Tobias Frere-Jones and Jonathan Hoefler, the Beatles of the type world, aren’t getting back together any time soon. But their bitter lawsuit over ownership of the world-famous type foundry that once bore both their names has, at least, come to an end.
According to documents filed today with the New York County Supreme Court, the lawsuit between Hoefler and his former business partner Frere-Jones has been settled out of court. All other details of the settlement are confidential. Reached by phone, Frere-Jones told Co. Design he could not comment on the settlement.

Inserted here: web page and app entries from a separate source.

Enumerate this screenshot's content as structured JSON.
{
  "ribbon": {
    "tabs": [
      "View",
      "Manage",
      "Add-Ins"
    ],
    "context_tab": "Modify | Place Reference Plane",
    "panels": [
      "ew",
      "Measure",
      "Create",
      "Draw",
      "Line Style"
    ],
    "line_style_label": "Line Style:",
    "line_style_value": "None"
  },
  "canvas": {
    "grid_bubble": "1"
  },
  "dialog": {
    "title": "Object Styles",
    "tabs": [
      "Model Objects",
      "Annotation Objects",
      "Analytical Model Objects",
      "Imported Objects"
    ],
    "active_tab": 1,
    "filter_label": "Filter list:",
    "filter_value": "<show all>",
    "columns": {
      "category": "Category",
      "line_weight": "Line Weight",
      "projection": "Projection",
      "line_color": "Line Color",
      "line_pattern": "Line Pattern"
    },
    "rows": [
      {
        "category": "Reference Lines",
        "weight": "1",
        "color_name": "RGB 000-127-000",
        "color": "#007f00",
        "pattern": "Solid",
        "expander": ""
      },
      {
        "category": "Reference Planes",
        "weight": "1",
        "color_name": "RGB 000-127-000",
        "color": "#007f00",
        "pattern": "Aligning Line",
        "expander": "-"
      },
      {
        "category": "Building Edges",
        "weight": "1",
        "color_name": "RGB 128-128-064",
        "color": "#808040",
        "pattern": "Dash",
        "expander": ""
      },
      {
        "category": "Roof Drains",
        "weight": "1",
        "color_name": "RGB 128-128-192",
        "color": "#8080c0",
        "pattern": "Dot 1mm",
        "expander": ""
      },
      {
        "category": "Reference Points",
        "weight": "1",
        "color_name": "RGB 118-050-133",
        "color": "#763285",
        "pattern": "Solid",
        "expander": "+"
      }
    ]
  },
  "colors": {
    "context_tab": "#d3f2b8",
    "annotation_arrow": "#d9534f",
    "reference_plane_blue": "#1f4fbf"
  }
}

Founded in the early 1990s, Hoefler & Frere Jones (now Hoefler & Co.) is a legendary type foundry responsible for some of the most popular new fonts to come out in the past 20 years. With a library of almost 800 typefaces, including the architecture-inspired Gotham font and the eponymous Hoefler Text, the foundry boasts a list of famous clients as long as your arm, including the Wall Street Journal, the New York Times, Sports Illustrated, Rolling Stone, Tiffany, Nike, Hewlett-Packard, and more.
On the surface, all seemed well between the two partners, but in January, the type world was shocked when Frere-Jones accused Hoefler of having scammed him out of his half of the multi-million-dollar business. Describing Hoefler’s actions as “the most profound treachery and sustained exploitation of friendship, trust, and confidence,” Frere-Jones quickly sued his former partner, providing dozens of incriminating emails and chat logs as evidence that he had been cheated. Meanwhile, claiming that Frere-Jones had never been anything besides an employee, Hoefler changed the name of the type foundry to Hoefler & Co, while also asking the court to dismiss the case against him.
Although the matter is now seemingly resolved, it’s not clear what this means for the future of Hoefler & Co, or the ownership of the popular typefaces that Frere-Jones said he had been tricked into turning over to his partner. We’ll update when we know more. In the meantime, you can read more about Frere-Jones’s allegations against Hoefler, and the lessons designers can learn from their failed partnership.